Elective delivery at 34 weeks vs routine obstetric care in fetal gastroschisis: randomized controlled trial
Ultrasound Obstet Gynecol
Copyright © 2019 ISUOG. Published by John Wiley & Sons Ltd. Objective: To evaluate whether elective preterm delivery (ED) at 34 weeks is of postnatal benefit to infants with isolated gastroschisis compared with routine obstetric care (RC). Methods: Between May 2013 and September 2015, all women with a sonographic diagnosis of fetal gastroschisis referred to a single tertiary center, before 34 weeks' gestation, were invited to participate in this study. Eligible patients were randomized to ED (induction of labor at 34 weeks) or RC (spontaneous labor or delivery by 37–38 weeks, based on standard obstetric indications). The primary outcome measure was length of time on total parenteral nutrition (TPN). Secondary outcomes were time to closure of gastroschisis and length of stay in hospital. Outcome variables were compared using appropriate statistical methods. Analysis was based on intention-to-treat. Results: Twenty-five women were assessed for eligibility, of whom 21 (84%; 95% CI, 63.9–95.5%) agreed to participate in the study; of these, 10 were randomized to ED and 11 to RC. The trial was stopped at the first planned interim analysis due to patient safety concerns and for futility; thus, only 21 of the expected 86 patients (24.4%; 95% CI, 15.8–34.9%) were enrolled. Median gestational age at delivery was 34.3 (range, 34–36) weeks in the ED group and 36.7 (range, 27–38) weeks in the RC group. One patient in the ED group delivered at 36 weeks following unsuccessful induction at 34 weeks. Neonates of women who underwent ED, compared to those in the RC group, showed no difference in the median number of days on TPN (54 (range, 17–248) vs 21 (range, 9–465) days; P = 0.08), number of days to closure of gastroschisis (7 (range, 0–15) vs 5 (range, 0–8) days; P = 0.28) and length of stay in hospital (70.5 (range, 22–137) vs 31 (range, 19–186) days; P = 0.15). However, neonates in the ED group were significantly more likely to experience late-onset sepsis compared with those in the RC group (40% (95% CI, 12.2–73.8%) vs 0%; P = 0.03). Conclusion: This study demonstrates no benefit of ED of fetuses with gastroschisis when postnatal gastroschisis management is similar to that used in routine care. Rather, the data suggest that ED is detrimental to infants with gastroschisis. Copyright © 2019 ISUOG. Published by John Wiley & Sons Ltd.

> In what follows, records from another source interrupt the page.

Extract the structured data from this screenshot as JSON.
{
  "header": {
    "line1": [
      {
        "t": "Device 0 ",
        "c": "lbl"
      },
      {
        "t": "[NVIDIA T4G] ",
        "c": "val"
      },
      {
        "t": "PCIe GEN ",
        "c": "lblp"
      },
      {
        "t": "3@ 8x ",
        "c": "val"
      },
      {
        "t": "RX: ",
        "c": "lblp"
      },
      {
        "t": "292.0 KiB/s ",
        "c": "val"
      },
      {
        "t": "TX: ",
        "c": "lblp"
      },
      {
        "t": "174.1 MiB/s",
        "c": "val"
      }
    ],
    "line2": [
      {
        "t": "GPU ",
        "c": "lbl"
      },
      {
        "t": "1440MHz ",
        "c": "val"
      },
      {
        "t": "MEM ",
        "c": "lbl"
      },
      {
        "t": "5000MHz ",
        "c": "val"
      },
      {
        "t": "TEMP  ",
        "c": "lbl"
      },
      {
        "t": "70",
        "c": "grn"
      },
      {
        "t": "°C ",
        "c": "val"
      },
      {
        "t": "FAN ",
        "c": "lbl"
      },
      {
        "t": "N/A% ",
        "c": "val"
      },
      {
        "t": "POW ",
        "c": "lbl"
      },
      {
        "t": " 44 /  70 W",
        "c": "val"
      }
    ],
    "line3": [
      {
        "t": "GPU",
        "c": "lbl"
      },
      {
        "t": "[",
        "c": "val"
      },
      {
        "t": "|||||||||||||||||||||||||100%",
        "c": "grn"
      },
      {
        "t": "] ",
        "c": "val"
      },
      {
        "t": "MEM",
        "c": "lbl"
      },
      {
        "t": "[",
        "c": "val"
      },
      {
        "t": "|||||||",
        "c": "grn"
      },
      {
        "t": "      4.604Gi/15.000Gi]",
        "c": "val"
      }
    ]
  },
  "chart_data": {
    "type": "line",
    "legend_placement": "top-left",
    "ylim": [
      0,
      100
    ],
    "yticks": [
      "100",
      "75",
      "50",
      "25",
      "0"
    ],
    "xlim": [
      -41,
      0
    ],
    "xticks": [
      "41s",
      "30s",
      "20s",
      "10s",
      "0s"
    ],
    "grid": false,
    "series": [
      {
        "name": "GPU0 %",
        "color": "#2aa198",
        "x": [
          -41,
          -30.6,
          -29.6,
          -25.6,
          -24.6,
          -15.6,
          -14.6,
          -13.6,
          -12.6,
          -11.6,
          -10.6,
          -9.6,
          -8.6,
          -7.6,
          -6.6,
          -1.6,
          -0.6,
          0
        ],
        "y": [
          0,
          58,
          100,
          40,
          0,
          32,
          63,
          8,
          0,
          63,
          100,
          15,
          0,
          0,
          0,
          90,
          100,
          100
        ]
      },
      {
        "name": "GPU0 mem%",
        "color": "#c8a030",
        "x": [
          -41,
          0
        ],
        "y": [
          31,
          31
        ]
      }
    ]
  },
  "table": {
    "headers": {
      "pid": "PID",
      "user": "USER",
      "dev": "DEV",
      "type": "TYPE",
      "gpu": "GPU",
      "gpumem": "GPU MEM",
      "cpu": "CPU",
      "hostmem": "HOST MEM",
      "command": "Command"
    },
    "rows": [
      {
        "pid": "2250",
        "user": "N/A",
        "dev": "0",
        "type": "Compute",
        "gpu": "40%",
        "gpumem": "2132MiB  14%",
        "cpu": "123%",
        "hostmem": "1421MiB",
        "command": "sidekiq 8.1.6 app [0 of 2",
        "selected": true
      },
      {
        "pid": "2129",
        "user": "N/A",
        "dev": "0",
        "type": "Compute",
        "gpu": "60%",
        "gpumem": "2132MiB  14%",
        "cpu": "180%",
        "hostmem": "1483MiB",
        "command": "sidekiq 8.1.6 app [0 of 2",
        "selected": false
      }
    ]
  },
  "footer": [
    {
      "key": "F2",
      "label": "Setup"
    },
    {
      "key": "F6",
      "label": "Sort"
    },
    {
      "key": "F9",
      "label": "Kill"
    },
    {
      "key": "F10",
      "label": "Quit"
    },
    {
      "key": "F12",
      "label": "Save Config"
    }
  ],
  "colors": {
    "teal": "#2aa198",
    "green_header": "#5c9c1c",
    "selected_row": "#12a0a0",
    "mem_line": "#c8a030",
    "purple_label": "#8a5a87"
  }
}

15 - 19
School of Medicine
Obstetrics and Gynecology